### PROBLEM STATEMENT
Images should not appear in the copy, yet every line of the listing below must be printed exactly.

━━━━━ DATA FOR PROCESSING

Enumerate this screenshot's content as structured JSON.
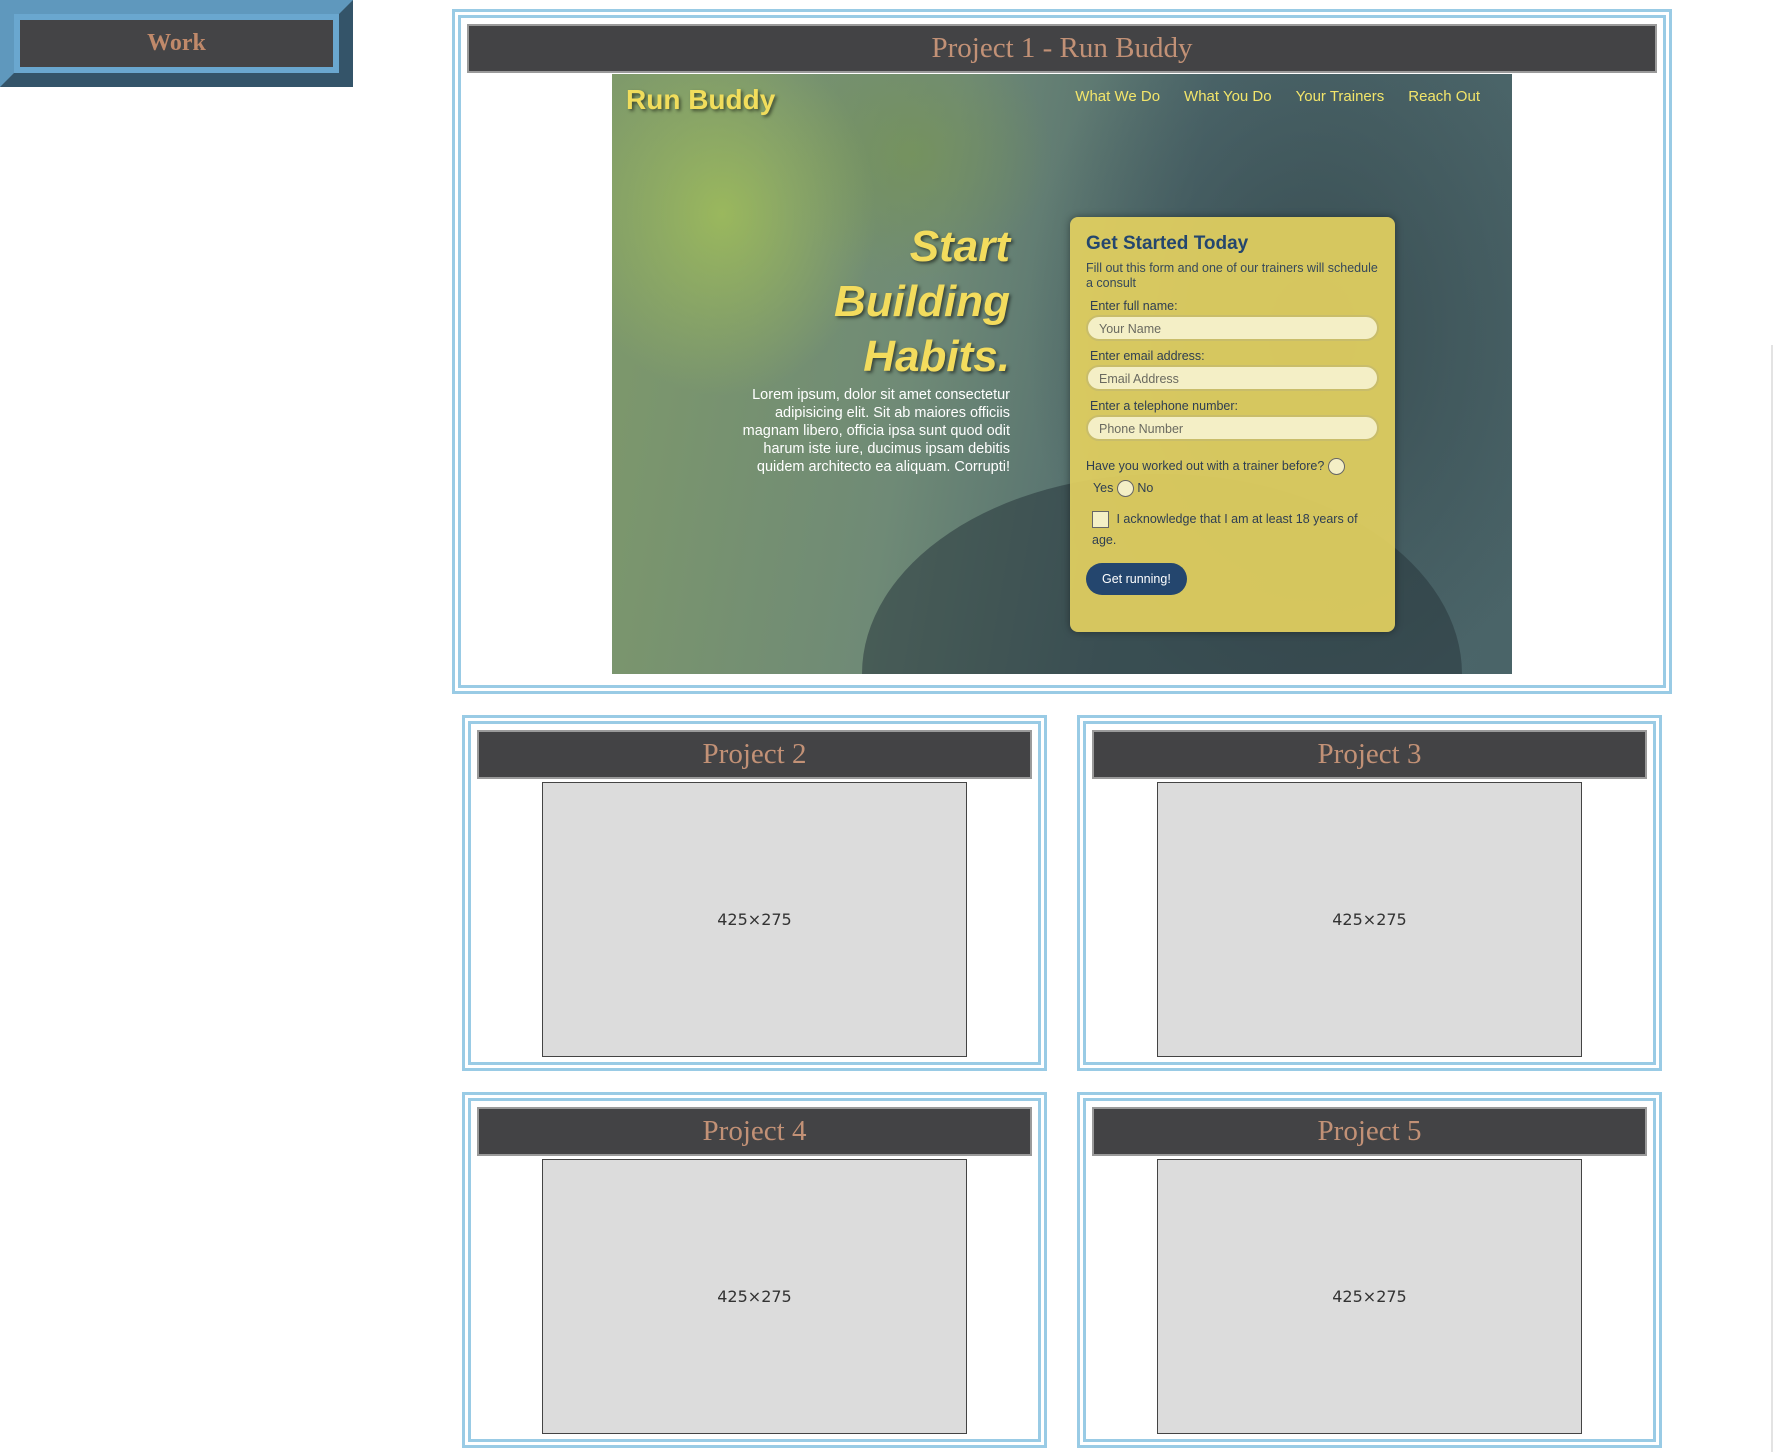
{
  "section": {
    "heading": "Work"
  },
  "featured": {
    "title": "Project 1 - Run Buddy",
    "screenshot": {
      "logo": "Run Buddy",
      "nav": [
        "What We Do",
        "What You Do",
        "Your Trainers",
        "Reach Out"
      ],
      "hero_title_lines": [
        "Start",
        "Building",
        "Habits."
      ],
      "hero_text": "Lorem ipsum, dolor sit amet consectetur adipisicing elit. Sit ab maiores officiis magnam libero, officia ipsa sunt quod odit harum iste iure, ducimus ipsam debitis quidem architecto ea aliquam. Corrupti!",
      "form": {
        "title": "Get Started Today",
        "intro": "Fill out this form and one of our trainers will schedule a consult",
        "name_label": "Enter full name:",
        "name_placeholder": "Your Name",
        "email_label": "Enter email address:",
        "email_placeholder": "Email Address",
        "phone_label": "Enter a telephone number:",
        "phone_placeholder": "Phone Number",
        "trainer_question": "Have you worked out with a trainer before?",
        "yes_label": "Yes",
        "no_label": "No",
        "age_ack": "I acknowledge that I am at least 18 years of age.",
        "submit_label": "Get running!"
      }
    }
  },
  "projects": [
    {
      "title": "Project 2",
      "placeholder": "425×275"
    },
    {
      "title": "Project 3",
      "placeholder": "425×275"
    },
    {
      "title": "Project 4",
      "placeholder": "425×275"
    },
    {
      "title": "Project 5",
      "placeholder": "425×275"
    }
  ],
  "colors": {
    "card_border": "#99cbe5",
    "header_bg": "#434345",
    "header_text": "#c29176",
    "work_frame": "#6aa7cf"
  }
}
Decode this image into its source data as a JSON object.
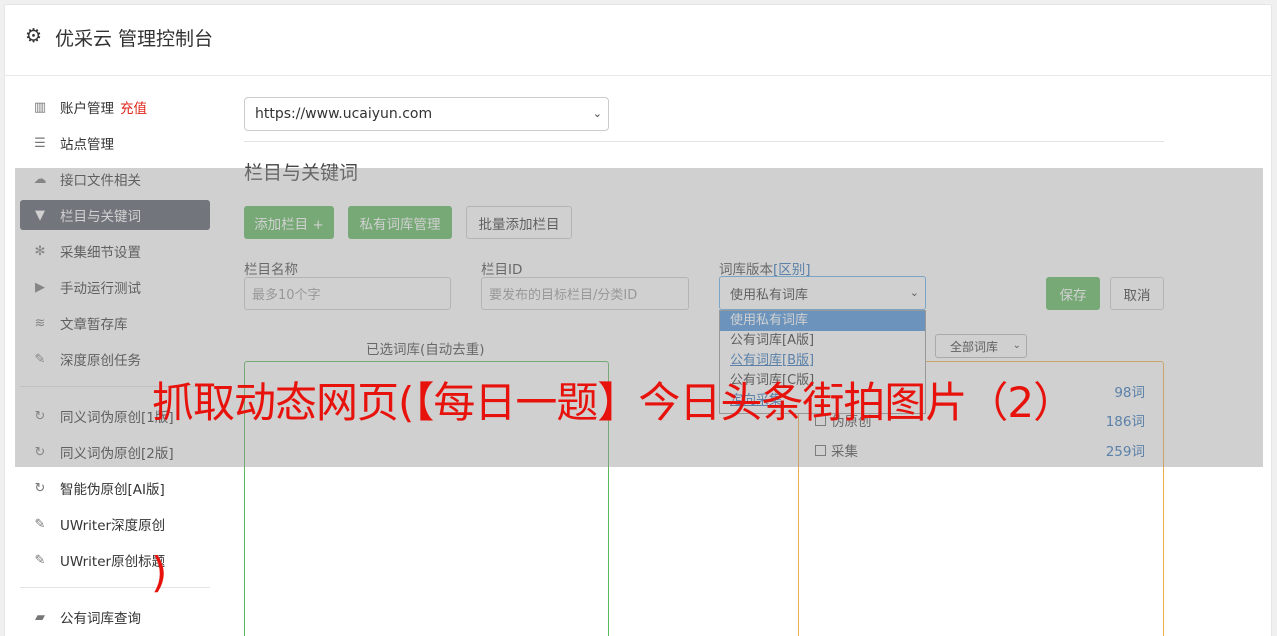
{
  "header": {
    "title": "优采云 管理控制台",
    "icon": "gear-icon"
  },
  "sidebar": {
    "items": [
      {
        "label": "账户管理",
        "badge": "充值",
        "icon": "bar-chart-icon"
      },
      {
        "label": "站点管理",
        "icon": "server-icon"
      },
      {
        "label": "接口文件相关",
        "icon": "cloud-upload-icon"
      },
      {
        "label": "栏目与关键词",
        "icon": "filter-icon",
        "active": true
      },
      {
        "label": "采集细节设置",
        "icon": "cogs-icon"
      },
      {
        "label": "手动运行测试",
        "icon": "play-circle-icon"
      },
      {
        "label": "文章暂存库",
        "icon": "database-icon"
      },
      {
        "label": "深度原创任务",
        "icon": "edit-icon"
      }
    ],
    "items2": [
      {
        "label": "同义词伪原创[1版]",
        "icon": "refresh-icon"
      },
      {
        "label": "同义词伪原创[2版]",
        "icon": "refresh-icon"
      },
      {
        "label": "智能伪原创[AI版]",
        "icon": "refresh-icon"
      },
      {
        "label": "UWriter深度原创",
        "icon": "edit-icon"
      },
      {
        "label": "UWriter原创标题",
        "icon": "edit-icon"
      }
    ],
    "items3": [
      {
        "label": "公有词库查询",
        "icon": "book-icon"
      }
    ]
  },
  "main": {
    "site_select": "https://www.ucaiyun.com",
    "section_title": "栏目与关键词",
    "buttons": {
      "add_column": "添加栏目 +",
      "private_lib": "私有词库管理",
      "batch_add": "批量添加栏目",
      "save": "保存",
      "cancel": "取消"
    },
    "fields": {
      "column_name_label": "栏目名称",
      "column_name_placeholder": "最多10个字",
      "column_id_label": "栏目ID",
      "column_id_placeholder": "要发布的目标栏目/分类ID",
      "lib_version_label": "词库版本",
      "lib_version_link": "[区别]",
      "lib_version_value": "使用私有词库"
    },
    "dropdown_options": [
      "使用私有词库",
      "公有词库[A版]",
      "公有词库[B版]",
      "公有词库[C版]",
      "定向采集"
    ],
    "selected_lib_title": "已选词库(自动去重)",
    "filter_select": "全部词库",
    "libraries": [
      {
        "name": "",
        "count": "98词"
      },
      {
        "name": "伪原创",
        "count": "186词"
      },
      {
        "name": "采集",
        "count": "259词"
      }
    ]
  },
  "banner": {
    "text": "抓取动态网页(【每日一题】今日头条街拍图片（2）",
    "tail": ")"
  }
}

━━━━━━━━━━

### TASK ANSWER
Enumerate this screenshot's content as structured JSON.
{
  "section": {
    "heading": "Work"
  },
  "featured": {
    "title": "Project 1 - Run Buddy",
    "screenshot": {
      "logo": "Run Buddy",
      "nav": [
        "What We Do",
        "What You Do",
        "Your Trainers",
        "Reach Out"
      ],
      "hero_title_lines": [
        "Start",
        "Building",
        "Habits."
      ],
      "hero_text": "Lorem ipsum, dolor sit amet consectetur adipisicing elit. Sit ab maiores officiis magnam libero, officia ipsa sunt quod odit harum iste iure, ducimus ipsam debitis quidem architecto ea aliquam. Corrupti!",
      "form": {
        "title": "Get Started Today",
        "intro": "Fill out this form and one of our trainers will schedule a consult",
        "name_label": "Enter full name:",
        "name_placeholder": "Your Name",
        "email_label": "Enter email address:",
        "email_placeholder": "Email Address",
        "phone_label": "Enter a telephone number:",
        "phone_placeholder": "Phone Number",
        "trainer_question": "Have you worked out with a trainer before?",
        "yes_label": "Yes",
        "no_label": "No",
        "age_ack": "I acknowledge that I am at least 18 years of age.",
        "submit_label": "Get running!"
      }
    }
  },
  "projects": [
    {
      "title": "Project 2",
      "placeholder": "425×275"
    },
    {
      "title": "Project 3",
      "placeholder": "425×275"
    },
    {
      "title": "Project 4",
      "placeholder": "425×275"
    },
    {
      "title": "Project 5",
      "placeholder": "425×275"
    }
  ],
  "colors": {
    "card_border": "#99cbe5",
    "header_bg": "#434345",
    "header_text": "#c29176",
    "work_frame": "#6aa7cf"
  }
}
Decode this image into its source data as a JSON object.
{
  "header": {
    "title": "优采云 管理控制台",
    "icon": "gear-icon"
  },
  "sidebar": {
    "items": [
      {
        "label": "账户管理",
        "badge": "充值",
        "icon": "bar-chart-icon"
      },
      {
        "label": "站点管理",
        "icon": "server-icon"
      },
      {
        "label": "接口文件相关",
        "icon": "cloud-upload-icon"
      },
      {
        "label": "栏目与关键词",
        "icon": "filter-icon",
        "active": true
      },
      {
        "label": "采集细节设置",
        "icon": "cogs-icon"
      },
      {
        "label": "手动运行测试",
        "icon": "play-circle-icon"
      },
      {
        "label": "文章暂存库",
        "icon": "database-icon"
      },
      {
        "label": "深度原创任务",
        "icon": "edit-icon"
      }
    ],
    "items2": [
      {
        "label": "同义词伪原创[1版]",
        "icon": "refresh-icon"
      },
      {
        "label": "同义词伪原创[2版]",
        "icon": "refresh-icon"
      },
      {
        "label": "智能伪原创[AI版]",
        "icon": "refresh-icon"
      },
      {
        "label": "UWriter深度原创",
        "icon": "edit-icon"
      },
      {
        "label": "UWriter原创标题",
        "icon": "edit-icon"
      }
    ],
    "items3": [
      {
        "label": "公有词库查询",
        "icon": "book-icon"
      }
    ]
  },
  "main": {
    "site_select": "https://www.ucaiyun.com",
    "section_title": "栏目与关键词",
    "buttons": {
      "add_column": "添加栏目 +",
      "private_lib": "私有词库管理",
      "batch_add": "批量添加栏目",
      "save": "保存",
      "cancel": "取消"
    },
    "fields": {
      "column_name_label": "栏目名称",
      "column_name_placeholder": "最多10个字",
      "column_id_label": "栏目ID",
      "column_id_placeholder": "要发布的目标栏目/分类ID",
      "lib_version_label": "词库版本",
      "lib_version_link": "[区别]",
      "lib_version_value": "使用私有词库"
    },
    "dropdown_options": [
      "使用私有词库",
      "公有词库[A版]",
      "公有词库[B版]",
      "公有词库[C版]",
      "定向采集"
    ],
    "selected_lib_title": "已选词库(自动去重)",
    "filter_select": "全部词库",
    "libraries": [
      {
        "name": "",
        "count": "98词"
      },
      {
        "name": "伪原创",
        "count": "186词"
      },
      {
        "name": "采集",
        "count": "259词"
      }
    ]
  },
  "banner": {
    "text": "抓取动态网页(【每日一题】今日头条街拍图片（2）",
    "tail": ")"
  }
}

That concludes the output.